The less plastic, the better
If our sustainable travel journey has taught us anything, it is that single-use plastic has got to go. These days it might go without saying, but to become a little more sustainable, cutting disposable plastic is of the essence. At a bar, plastic straws and stirrers are one of the most used elements to dress and style a drink, however the amount of single-use plastic wasted on them can be quite a headache to the environment, and one you would like to avoid getting into your trashcan as well.
A recently popularized alternative to straws is biodegradable ones, be it paper or biodegradable plastic, either could be chosen depending on your bar’s focus and needs: one of them can be composted and the other can be sent to the landfill knowing it will not live underground for long. Although stirrers can be a bit trickier to outsource, a quick online search will sprout many new options that are now available for metal/aluminum/bamboo stirrers that will serve both the looks and the purpose.
All limes aside
Our last stop will consider limes and lemons. And yes, they may seem harmless and compostable (they are), but because of how frequently they are used in drinks given their bitterness, they call for a replacement. Having to upcycle and deal with citric scraps so often, perhaps too often, plus the carbon footprint and costs of transportation and harvesting, might mean they can be changed up with something else.
Citric acid and fermented drinks (like the ones made from food scraps) can be a great replacement for citrics themselves, as they perfectly mimic ‘bitters’ in a cocktail recipe. Citric acid might be the best take though, as a little can go a long way and can last lots of time in your bar’s pantry.
From sustainable travel to transformative travel and beyond, we care about sustainability on all spectrums of life and hope these tips can help enliven and turn your bar just a bit more sustainable each day.
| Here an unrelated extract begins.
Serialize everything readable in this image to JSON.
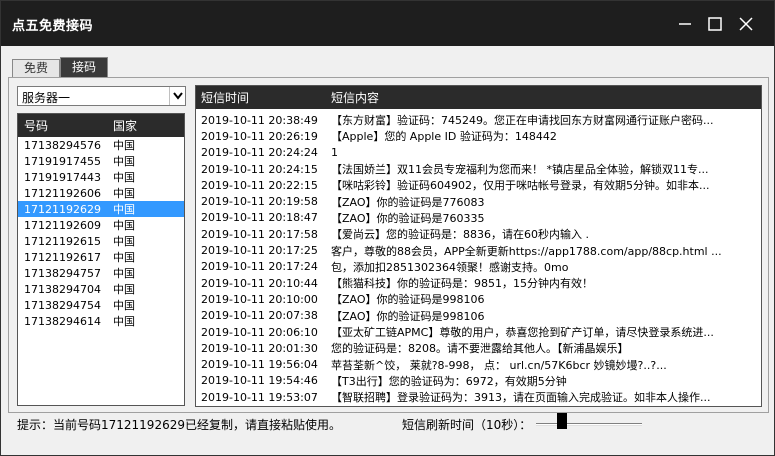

Going overboard on sustainability can be overwhelming, which is why we recommend doing baby steps for any of the above tips that might work best for you and your business. Any small adjustment can make a huge difference for the planet!